Ralf Ziervogel’s upcoming solo exhibition at Carbon 12 gallery will be the first time his work has ever been shown in the Middle-East. The young artist’s regional debut in October 2010 is set to be non-conventional in many ways – not just due to its subversive content but also because of its wider context.
Recently collected by MOMA, Ziervogel’s drawings do not focus on identity politics, utopian realities, or overly conceptual constructs. Rather they focus on the visual form and often depict sequences in which mangled human bodies interact with each other in a frenzied, fetishistic manner. In “Every Adidas Got its Story” the horrific meets the sublime in a series of meticulously detailed corporeal provocations, though not without conscientious and methodical display.*
At first, the artist’s drawings are evocative of romantics such as Goya and Gericault with their portrayals of infernal scenarios and human bodies, but for Ziervogel it is always about the detail, the aesthetic and the system. His constructions are more architectural than fantastical and in this way more akin to Neo-Dadaist thinking; he is not trying to change our perception of the world with his work, but merely point out elements which already exist within it.
Ziervogel is as compelled by contemporary films such as “Pulp Fiction” (1994) and “Fight Club” (1999) and consumer culture as he is by the 20th century logician Kurt Gödel. In most cases these influences infiltrate his work in a tangential manner – such as in the abstract series “Icing Sugar” – but in some cases, one will suddenly find a “Wrigley’s” chewing gum packet or an “Issey Miyake” disco ball in the middle of an installation. These objects serve less as social comments and more as reflections of Ziervogel’s own dark humour.
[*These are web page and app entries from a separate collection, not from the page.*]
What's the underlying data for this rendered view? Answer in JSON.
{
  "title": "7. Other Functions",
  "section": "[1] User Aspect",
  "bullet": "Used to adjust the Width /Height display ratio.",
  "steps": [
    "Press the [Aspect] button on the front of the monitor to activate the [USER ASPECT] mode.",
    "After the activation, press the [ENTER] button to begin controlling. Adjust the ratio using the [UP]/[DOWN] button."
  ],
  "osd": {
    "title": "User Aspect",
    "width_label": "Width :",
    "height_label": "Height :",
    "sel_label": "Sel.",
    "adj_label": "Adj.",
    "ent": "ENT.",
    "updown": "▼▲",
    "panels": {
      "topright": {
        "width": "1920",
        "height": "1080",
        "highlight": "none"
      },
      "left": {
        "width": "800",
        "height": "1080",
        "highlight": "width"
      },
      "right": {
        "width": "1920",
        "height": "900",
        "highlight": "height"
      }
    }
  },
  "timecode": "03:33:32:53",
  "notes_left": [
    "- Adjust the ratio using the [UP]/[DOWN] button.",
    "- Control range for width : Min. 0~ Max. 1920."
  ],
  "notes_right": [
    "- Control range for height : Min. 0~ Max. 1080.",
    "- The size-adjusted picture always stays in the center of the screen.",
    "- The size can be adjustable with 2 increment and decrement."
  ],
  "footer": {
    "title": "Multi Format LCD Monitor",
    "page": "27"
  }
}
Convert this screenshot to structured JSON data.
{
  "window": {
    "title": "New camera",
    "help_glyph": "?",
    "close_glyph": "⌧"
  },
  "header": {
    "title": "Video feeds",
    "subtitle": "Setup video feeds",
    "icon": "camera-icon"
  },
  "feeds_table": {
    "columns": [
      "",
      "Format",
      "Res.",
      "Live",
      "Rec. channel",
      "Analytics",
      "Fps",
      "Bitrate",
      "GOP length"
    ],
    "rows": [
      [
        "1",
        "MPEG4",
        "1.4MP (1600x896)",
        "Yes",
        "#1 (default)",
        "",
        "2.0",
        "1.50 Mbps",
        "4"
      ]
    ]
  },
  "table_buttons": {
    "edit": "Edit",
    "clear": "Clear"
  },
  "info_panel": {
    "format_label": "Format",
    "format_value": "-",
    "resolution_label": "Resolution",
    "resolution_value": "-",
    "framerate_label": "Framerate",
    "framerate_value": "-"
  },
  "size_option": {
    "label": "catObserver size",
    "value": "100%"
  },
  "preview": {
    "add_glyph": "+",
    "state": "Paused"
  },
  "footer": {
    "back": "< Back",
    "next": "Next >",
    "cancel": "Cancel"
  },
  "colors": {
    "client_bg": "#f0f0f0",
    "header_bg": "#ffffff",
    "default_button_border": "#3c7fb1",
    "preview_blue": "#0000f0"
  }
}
One quickly realizes that the artist’s self-termed “schizophrenic” oeuvre is consumed by the fragility and decline of hierarchic systems, but demonstrated from the perspective of someone within that system. From the material he uses, to the way in which he installs his work, to the content, Ziervogel is discerning of clichés and convention. Through his defined methodology he asks wider questions about the way we traditionally view and display art.
“Is this a print or a drawing?” “Is this a drawing or an installation?” “Should I be looking at the detail or the work as a whole?” “Why does it always come back to expectations, models and systems?”
Featuring his latest drawings, membranous partitions and a site-specific works consisting of decomposing furniture, “In Decay” curated by Jyoti Dhar, looks at ideological constructions, including societal and contemporary art frameworks, through the unhinged perspective of Ralf Ziervogel.
(*The Berlin-based studio 20FIRST received the red dot: grand prix for the design of his eponymously titled book in 2009).